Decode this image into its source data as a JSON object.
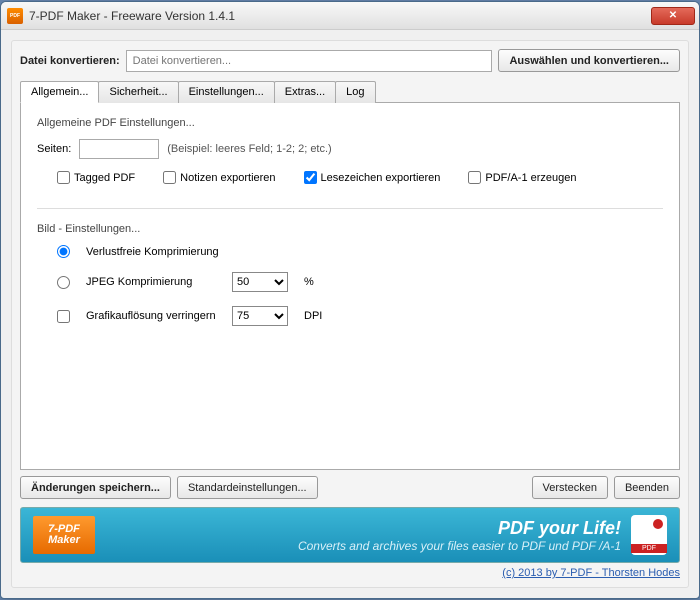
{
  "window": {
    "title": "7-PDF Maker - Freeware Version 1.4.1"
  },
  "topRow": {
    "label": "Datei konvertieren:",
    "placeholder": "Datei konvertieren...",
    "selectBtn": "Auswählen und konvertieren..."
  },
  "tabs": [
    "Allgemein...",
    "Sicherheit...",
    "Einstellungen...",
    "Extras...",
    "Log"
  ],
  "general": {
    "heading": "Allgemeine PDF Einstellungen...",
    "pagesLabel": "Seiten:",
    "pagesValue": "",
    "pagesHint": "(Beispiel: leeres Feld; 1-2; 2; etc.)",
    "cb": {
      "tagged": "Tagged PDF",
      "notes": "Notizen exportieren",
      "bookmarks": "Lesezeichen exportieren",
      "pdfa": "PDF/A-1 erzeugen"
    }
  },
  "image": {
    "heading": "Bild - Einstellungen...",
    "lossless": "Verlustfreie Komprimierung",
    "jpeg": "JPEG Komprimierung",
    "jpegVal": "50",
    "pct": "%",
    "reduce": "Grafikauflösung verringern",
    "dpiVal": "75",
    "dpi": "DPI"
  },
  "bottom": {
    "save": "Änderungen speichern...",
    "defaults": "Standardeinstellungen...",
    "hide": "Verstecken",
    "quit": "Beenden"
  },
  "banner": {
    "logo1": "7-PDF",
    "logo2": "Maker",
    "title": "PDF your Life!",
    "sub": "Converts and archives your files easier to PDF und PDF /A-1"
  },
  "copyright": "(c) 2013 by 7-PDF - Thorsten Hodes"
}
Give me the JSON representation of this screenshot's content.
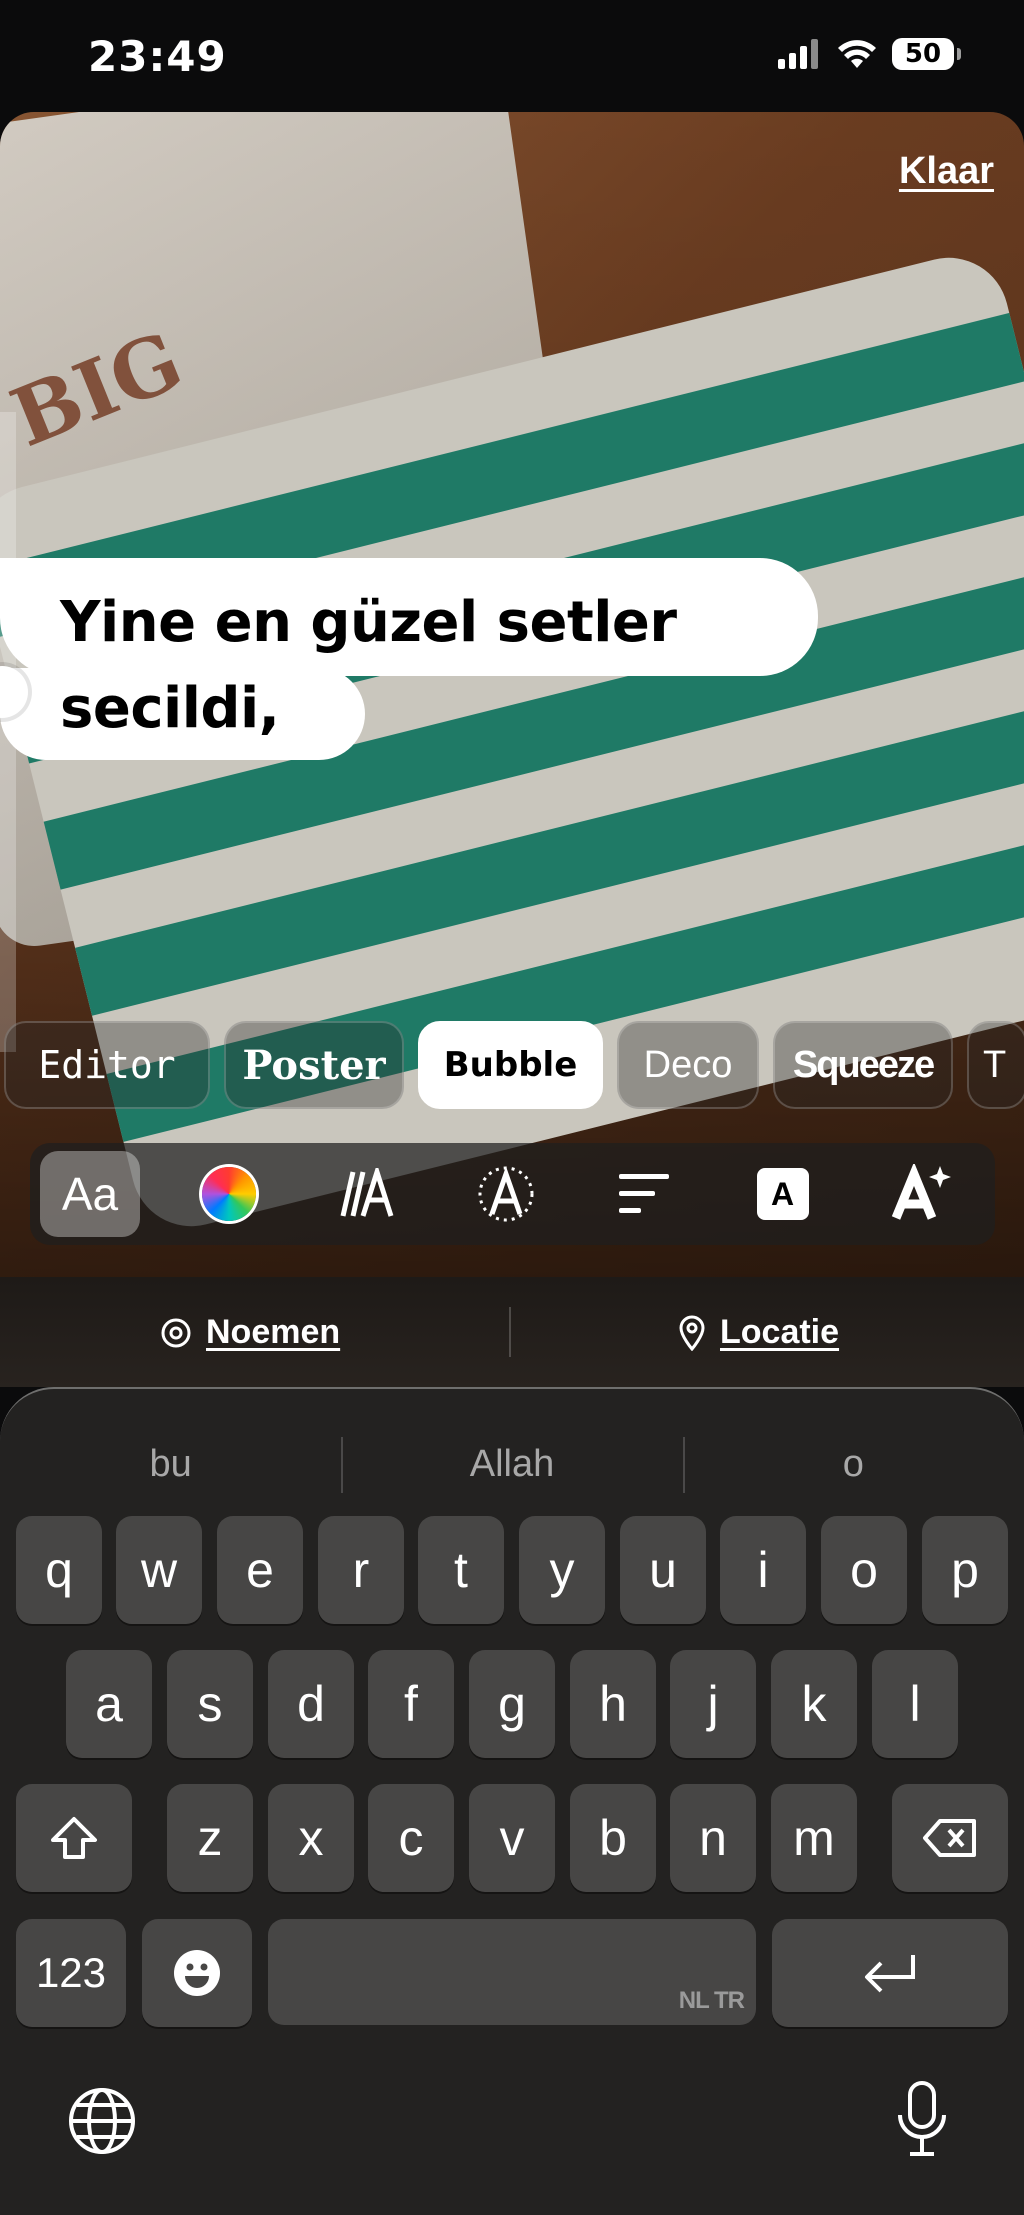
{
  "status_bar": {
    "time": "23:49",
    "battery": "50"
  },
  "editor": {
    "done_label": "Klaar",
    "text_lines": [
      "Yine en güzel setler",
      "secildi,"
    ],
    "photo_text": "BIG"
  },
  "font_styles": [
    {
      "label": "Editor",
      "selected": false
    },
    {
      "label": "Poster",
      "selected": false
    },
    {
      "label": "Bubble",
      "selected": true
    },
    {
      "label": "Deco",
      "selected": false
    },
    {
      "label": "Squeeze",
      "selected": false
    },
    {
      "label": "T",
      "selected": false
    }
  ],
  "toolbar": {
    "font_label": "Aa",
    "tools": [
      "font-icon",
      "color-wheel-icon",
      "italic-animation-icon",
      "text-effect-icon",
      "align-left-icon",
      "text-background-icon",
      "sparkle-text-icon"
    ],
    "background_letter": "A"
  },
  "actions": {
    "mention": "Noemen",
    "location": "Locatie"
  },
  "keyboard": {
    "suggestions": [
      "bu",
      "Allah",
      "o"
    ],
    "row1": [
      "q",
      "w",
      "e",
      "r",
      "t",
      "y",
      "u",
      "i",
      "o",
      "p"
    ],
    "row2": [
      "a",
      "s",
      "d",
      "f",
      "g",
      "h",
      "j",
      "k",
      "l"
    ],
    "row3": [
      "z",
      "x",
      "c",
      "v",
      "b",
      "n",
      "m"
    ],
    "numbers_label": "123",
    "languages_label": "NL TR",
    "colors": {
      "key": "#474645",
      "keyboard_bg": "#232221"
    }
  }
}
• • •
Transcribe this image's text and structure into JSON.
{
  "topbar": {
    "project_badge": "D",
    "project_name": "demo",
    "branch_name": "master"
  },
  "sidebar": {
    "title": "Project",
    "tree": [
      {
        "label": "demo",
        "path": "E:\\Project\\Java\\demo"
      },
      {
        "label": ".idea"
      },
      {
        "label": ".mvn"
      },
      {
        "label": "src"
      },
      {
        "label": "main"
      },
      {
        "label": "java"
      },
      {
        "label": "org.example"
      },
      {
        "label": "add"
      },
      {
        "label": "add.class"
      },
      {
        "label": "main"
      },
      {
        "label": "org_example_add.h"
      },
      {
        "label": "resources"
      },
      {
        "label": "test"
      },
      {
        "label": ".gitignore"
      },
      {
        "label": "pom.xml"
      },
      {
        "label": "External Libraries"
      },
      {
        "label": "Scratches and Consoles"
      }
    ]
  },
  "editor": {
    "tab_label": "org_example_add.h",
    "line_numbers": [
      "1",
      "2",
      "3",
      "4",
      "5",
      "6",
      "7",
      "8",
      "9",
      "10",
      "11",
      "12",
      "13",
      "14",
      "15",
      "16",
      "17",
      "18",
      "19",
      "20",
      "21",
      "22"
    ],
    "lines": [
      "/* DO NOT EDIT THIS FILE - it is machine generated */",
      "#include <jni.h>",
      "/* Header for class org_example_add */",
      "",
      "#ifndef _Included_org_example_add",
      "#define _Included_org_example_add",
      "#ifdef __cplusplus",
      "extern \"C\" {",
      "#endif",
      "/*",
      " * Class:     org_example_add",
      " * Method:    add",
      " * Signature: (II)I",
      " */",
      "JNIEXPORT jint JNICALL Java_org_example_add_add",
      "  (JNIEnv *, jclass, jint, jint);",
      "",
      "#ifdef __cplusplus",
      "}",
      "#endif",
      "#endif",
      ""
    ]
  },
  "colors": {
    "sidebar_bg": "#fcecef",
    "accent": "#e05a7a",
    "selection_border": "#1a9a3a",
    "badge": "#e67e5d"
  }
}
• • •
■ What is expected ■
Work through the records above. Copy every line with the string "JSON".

■ Answer to this exercise ■
Decode this image into its source data as a JSON object.
Give me the JSON representation of this screenshot's content.
Transcribe this image's text and structure into JSON.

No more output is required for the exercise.